Some of the debate took place in the board rooms of both Falkirk & District and Stirling Royal Infirmaries, but it also was in town halls and community centres across Forth Valley as NHS officials outlined their proposals to the public.

Many a long night winter’s night was spent in draughty halls as folk argued why the hospital should be built in their backyard. Those of us who were there still bear the scars!

However, after much discussion and studying of analysis the location on the site of the former Royal Scottish National Hospital at Larbert was chosen.

Even when building work was underway those who doubted the project still argued it would never open.

But it did open and in the subsequent decade has provided both in and outpatient services for thousands of people every year.

Its walls have been a backdrop for births and deaths, joy and tragedy but always with attentive staff there to provide support and care in generous doses.

The last 15 months have probably been the most difficult and unusual for all call FVRH their workplace, as well as for the patients.

But throughout all the troubled days of the pandemic the hospital has continued to operate round the clock for us all.

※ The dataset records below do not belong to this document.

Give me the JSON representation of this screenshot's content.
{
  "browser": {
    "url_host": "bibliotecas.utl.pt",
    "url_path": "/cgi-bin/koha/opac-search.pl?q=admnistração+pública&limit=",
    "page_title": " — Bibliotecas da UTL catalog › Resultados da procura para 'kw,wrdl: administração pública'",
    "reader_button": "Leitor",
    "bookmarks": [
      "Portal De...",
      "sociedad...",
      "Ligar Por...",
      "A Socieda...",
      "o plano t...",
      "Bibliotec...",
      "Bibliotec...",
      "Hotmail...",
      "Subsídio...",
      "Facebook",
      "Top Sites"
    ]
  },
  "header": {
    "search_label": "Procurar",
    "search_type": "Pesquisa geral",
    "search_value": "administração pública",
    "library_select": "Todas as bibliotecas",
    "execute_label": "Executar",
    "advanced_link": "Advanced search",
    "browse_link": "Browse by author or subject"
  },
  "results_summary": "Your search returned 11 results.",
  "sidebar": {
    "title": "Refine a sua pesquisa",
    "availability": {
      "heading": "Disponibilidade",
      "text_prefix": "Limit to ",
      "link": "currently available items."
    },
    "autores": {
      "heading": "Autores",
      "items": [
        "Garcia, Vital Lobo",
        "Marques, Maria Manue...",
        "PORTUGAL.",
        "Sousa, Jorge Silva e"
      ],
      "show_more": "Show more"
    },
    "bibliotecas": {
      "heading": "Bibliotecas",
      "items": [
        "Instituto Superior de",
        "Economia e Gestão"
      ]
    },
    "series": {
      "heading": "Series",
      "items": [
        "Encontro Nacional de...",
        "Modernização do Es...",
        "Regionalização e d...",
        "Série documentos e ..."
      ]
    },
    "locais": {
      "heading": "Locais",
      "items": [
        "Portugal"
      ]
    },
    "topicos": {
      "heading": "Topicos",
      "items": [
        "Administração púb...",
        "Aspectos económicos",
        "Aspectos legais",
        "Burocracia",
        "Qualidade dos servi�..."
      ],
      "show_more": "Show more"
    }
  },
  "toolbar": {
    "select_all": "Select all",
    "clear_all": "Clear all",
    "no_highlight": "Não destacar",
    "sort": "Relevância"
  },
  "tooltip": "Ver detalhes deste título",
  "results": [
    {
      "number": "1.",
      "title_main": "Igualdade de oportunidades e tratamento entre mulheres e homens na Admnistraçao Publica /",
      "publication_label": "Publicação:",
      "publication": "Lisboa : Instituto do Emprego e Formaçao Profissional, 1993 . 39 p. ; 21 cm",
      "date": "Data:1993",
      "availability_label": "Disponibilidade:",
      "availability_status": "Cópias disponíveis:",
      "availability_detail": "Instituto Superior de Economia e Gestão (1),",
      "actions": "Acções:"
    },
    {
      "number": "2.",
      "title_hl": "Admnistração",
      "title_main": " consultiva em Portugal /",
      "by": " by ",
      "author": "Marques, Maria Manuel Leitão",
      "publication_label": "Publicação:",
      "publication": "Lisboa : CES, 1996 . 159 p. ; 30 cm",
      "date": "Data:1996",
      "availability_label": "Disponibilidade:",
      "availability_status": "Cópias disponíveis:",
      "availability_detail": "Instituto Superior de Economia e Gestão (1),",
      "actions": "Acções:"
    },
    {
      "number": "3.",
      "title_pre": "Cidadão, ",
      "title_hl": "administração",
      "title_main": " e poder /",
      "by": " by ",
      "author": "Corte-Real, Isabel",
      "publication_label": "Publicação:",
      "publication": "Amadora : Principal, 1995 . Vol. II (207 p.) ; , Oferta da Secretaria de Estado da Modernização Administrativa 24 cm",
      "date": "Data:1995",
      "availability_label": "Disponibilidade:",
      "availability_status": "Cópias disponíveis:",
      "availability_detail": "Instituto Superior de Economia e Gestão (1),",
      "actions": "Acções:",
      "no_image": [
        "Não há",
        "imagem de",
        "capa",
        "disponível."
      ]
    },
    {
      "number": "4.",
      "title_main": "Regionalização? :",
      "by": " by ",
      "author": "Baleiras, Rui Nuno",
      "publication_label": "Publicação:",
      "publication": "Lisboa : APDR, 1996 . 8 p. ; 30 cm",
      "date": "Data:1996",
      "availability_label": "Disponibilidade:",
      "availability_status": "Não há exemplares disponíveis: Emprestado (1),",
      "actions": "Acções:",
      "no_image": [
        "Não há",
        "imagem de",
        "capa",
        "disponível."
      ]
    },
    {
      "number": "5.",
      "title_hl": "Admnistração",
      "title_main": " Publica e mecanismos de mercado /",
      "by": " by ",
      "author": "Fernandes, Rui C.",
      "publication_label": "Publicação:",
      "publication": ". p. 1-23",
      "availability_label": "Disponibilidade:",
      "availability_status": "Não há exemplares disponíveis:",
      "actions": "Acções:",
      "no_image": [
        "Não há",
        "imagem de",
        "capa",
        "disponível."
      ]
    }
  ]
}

A hospital may only be a building but it is the people within it who give it a proper purpose.

Happy 10th birthday to all involved at FVRH.